» **Work item**
Only the lines containing "オプション製品に関する問い合わせ" should appear in the answer, copied from the listing below.
::: Input
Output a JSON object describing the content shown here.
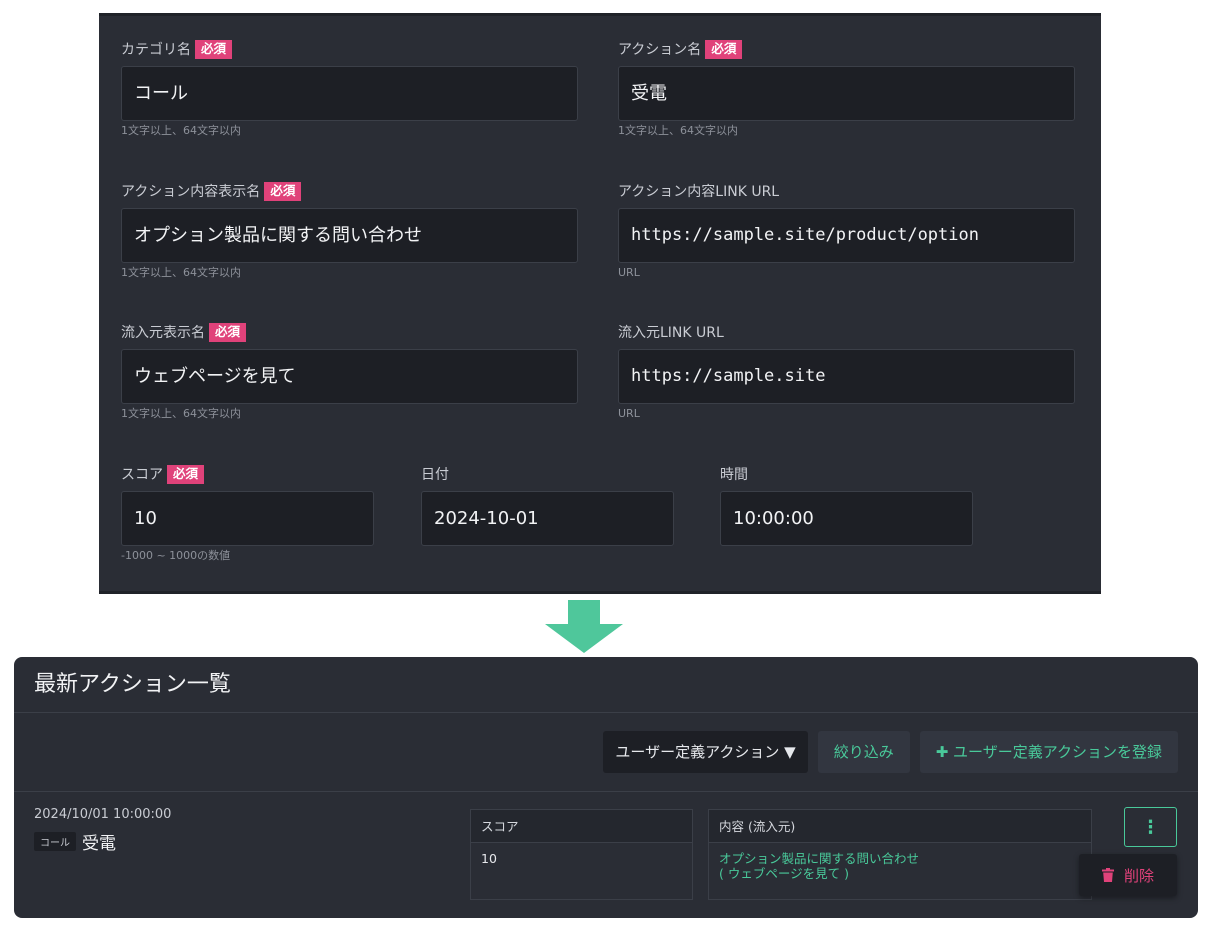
{
  "form": {
    "category": {
      "label": "カテゴリ名",
      "required": "必須",
      "value": "コール",
      "hint": "1文字以上、64文字以内"
    },
    "action": {
      "label": "アクション名",
      "required": "必須",
      "value": "受電",
      "hint": "1文字以上、64文字以内"
    },
    "content_name": {
      "label": "アクション内容表示名",
      "required": "必須",
      "value": "オプション製品に関する問い合わせ",
      "hint": "1文字以上、64文字以内"
    },
    "content_url": {
      "label": "アクション内容LINK URL",
      "value": "https://sample.site/product/option",
      "hint": "URL"
    },
    "source_name": {
      "label": "流入元表示名",
      "required": "必須",
      "value": "ウェブページを見て",
      "hint": "1文字以上、64文字以内"
    },
    "source_url": {
      "label": "流入元LINK URL",
      "value": "https://sample.site",
      "hint": "URL"
    },
    "score": {
      "label": "スコア",
      "required": "必須",
      "value": "10",
      "hint": "-1000 ~ 1000の数値"
    },
    "date": {
      "label": "日付",
      "value": "2024-10-01"
    },
    "time": {
      "label": "時間",
      "value": "10:00:00"
    }
  },
  "list": {
    "title": "最新アクション一覧",
    "filter_dropdown": "ユーザー定義アクション ▼",
    "filter_button": "絞り込み",
    "register_button": "✚ ユーザー定義アクションを登録",
    "row": {
      "datetime": "2024/10/01 10:00:00",
      "category_tag": "コール",
      "action": "受電",
      "score_header": "スコア",
      "score_value": "10",
      "content_header": "内容 (流入元)",
      "content_line1": "オプション製品に関する問い合わせ",
      "content_line2": "( ウェブページを見て )"
    },
    "menu_button": "⋮",
    "delete_label": "削除"
  },
  "colors": {
    "accent": "#49c99a",
    "required": "#e0427a",
    "panel": "#2a2d35",
    "arrow": "#4fc79b"
  }
}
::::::
» **Problem solution**
      "value": "オプション製品に関する問い合わせ",
      "content_line1": "オプション製品に関する問い合わせ",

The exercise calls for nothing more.